- _Task_: Extract all lines from the data beneath that include the word "Resources".

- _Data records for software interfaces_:

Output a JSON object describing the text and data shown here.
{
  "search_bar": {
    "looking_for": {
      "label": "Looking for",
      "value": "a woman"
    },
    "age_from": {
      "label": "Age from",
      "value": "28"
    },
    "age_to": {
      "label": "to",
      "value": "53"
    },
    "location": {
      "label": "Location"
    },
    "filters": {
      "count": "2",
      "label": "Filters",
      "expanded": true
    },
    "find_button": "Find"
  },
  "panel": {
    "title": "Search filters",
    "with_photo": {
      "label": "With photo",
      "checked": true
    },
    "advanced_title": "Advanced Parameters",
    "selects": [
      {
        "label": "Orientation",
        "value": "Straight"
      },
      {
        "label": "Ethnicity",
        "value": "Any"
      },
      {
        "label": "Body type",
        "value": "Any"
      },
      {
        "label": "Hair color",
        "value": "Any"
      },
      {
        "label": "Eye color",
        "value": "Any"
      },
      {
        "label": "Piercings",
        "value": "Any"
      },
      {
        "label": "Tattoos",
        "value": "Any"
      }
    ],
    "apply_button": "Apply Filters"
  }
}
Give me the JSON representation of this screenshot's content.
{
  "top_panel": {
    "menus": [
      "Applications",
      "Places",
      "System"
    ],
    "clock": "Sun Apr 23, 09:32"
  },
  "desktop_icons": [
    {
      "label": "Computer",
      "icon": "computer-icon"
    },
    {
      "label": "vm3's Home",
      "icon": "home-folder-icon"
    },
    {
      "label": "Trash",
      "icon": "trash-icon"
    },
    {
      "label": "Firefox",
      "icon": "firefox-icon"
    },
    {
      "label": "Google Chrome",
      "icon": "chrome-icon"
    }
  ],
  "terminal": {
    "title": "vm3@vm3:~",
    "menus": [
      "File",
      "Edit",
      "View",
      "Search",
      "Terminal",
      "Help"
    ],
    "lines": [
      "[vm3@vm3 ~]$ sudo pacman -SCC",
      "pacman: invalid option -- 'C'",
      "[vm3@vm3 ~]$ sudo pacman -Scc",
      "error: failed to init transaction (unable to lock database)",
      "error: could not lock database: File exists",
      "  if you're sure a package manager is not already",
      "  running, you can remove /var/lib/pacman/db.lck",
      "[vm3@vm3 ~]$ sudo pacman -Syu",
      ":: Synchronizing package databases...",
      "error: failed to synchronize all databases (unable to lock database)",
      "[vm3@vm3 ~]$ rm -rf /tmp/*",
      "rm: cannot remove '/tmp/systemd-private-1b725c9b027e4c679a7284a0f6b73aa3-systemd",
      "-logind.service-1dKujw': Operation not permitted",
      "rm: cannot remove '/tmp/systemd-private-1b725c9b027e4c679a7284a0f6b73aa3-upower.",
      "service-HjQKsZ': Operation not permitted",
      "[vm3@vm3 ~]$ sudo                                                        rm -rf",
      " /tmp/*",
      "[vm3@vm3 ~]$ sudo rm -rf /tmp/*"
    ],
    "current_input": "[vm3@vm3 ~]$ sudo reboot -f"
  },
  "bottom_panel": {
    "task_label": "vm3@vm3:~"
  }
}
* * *
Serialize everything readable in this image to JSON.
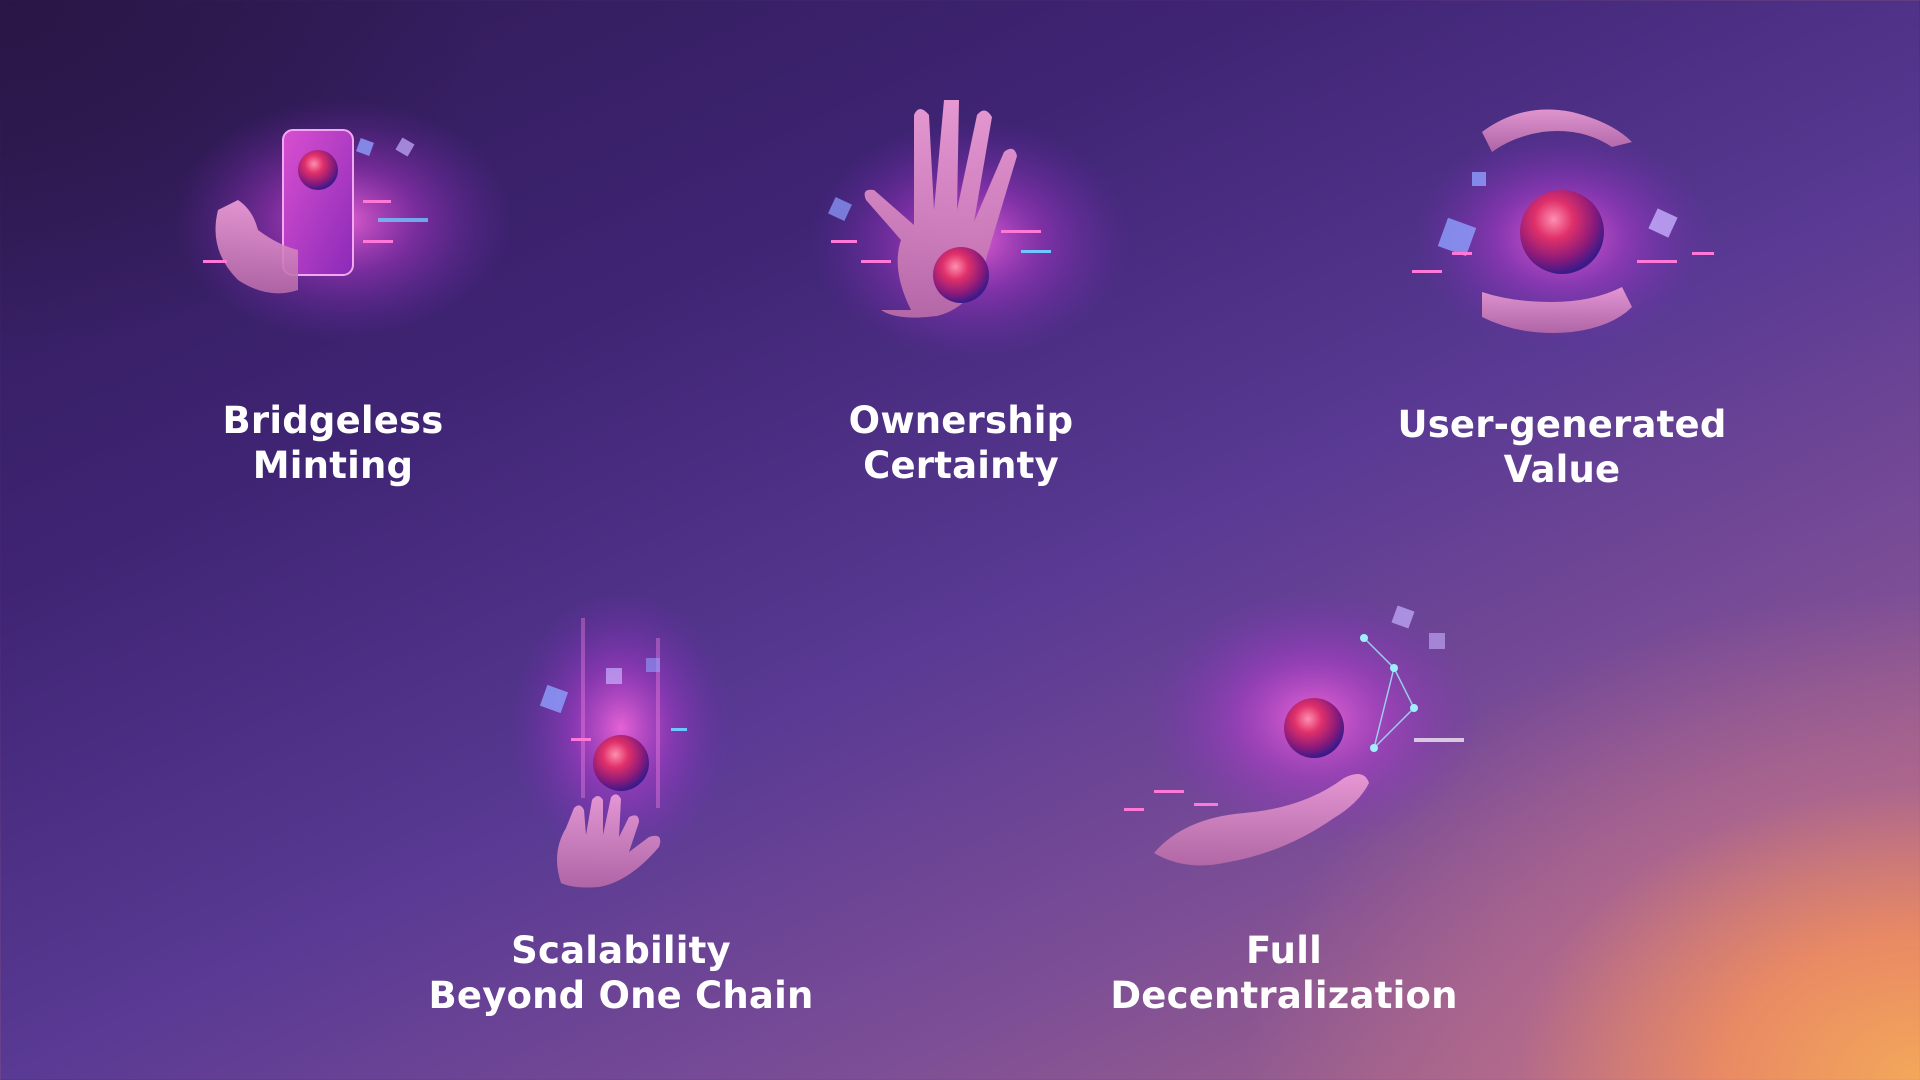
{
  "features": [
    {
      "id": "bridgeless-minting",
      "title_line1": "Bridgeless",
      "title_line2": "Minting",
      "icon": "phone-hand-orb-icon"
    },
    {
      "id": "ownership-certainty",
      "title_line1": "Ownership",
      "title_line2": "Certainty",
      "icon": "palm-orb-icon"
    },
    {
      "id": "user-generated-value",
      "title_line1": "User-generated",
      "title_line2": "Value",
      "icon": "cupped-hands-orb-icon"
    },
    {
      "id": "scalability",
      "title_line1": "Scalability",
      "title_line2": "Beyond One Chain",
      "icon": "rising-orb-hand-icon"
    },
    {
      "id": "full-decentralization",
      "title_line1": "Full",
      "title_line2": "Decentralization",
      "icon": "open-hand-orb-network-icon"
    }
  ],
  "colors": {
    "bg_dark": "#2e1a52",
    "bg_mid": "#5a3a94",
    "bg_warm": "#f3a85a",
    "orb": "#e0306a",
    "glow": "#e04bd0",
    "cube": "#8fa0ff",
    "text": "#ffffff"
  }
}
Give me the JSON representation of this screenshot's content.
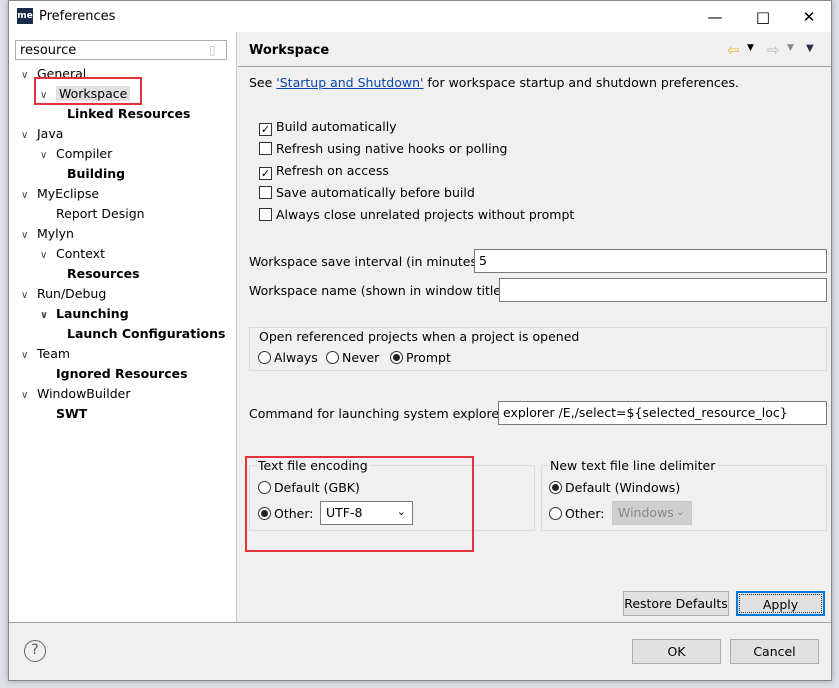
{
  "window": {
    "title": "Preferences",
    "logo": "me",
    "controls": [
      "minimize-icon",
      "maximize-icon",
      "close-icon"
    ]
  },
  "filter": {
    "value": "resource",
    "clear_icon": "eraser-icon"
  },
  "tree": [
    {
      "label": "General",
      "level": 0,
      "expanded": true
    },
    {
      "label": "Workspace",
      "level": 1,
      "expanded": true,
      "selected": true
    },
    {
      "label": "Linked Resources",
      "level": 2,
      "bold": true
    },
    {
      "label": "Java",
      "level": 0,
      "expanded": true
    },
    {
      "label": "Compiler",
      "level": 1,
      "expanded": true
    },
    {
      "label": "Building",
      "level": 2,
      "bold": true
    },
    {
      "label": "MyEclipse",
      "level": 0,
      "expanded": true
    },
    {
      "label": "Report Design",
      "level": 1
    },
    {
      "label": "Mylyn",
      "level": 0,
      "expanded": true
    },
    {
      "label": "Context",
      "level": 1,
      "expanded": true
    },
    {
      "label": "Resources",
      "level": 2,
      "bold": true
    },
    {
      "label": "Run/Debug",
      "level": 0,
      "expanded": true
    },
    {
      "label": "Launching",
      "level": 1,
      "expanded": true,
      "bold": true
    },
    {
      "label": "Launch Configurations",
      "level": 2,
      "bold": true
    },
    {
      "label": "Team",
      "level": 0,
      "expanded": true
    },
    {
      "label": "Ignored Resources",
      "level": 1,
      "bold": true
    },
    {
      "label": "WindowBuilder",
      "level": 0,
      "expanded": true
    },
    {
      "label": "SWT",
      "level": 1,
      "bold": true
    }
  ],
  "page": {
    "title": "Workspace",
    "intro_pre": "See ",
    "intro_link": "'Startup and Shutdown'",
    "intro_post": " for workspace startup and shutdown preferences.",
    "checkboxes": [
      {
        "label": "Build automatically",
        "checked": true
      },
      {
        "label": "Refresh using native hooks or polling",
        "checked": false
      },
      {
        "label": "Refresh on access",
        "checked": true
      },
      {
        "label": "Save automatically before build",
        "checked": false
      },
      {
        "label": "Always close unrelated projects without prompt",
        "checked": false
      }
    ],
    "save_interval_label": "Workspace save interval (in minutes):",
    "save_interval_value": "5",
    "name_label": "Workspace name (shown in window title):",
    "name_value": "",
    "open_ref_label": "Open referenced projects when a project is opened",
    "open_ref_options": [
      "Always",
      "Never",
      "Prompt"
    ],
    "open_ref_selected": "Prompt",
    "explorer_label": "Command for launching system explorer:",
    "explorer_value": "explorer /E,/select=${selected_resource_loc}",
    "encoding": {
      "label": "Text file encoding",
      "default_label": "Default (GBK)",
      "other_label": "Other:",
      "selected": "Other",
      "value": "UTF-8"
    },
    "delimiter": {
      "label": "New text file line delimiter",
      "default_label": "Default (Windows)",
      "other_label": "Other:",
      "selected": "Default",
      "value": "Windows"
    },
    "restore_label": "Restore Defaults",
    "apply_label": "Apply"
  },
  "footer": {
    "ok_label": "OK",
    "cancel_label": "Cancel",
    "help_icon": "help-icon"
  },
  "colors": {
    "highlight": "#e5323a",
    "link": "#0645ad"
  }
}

- _Solution to this problem_:
      "label": "Linked Resources",
      "label": "Resources",
      "label": "Ignored Resources",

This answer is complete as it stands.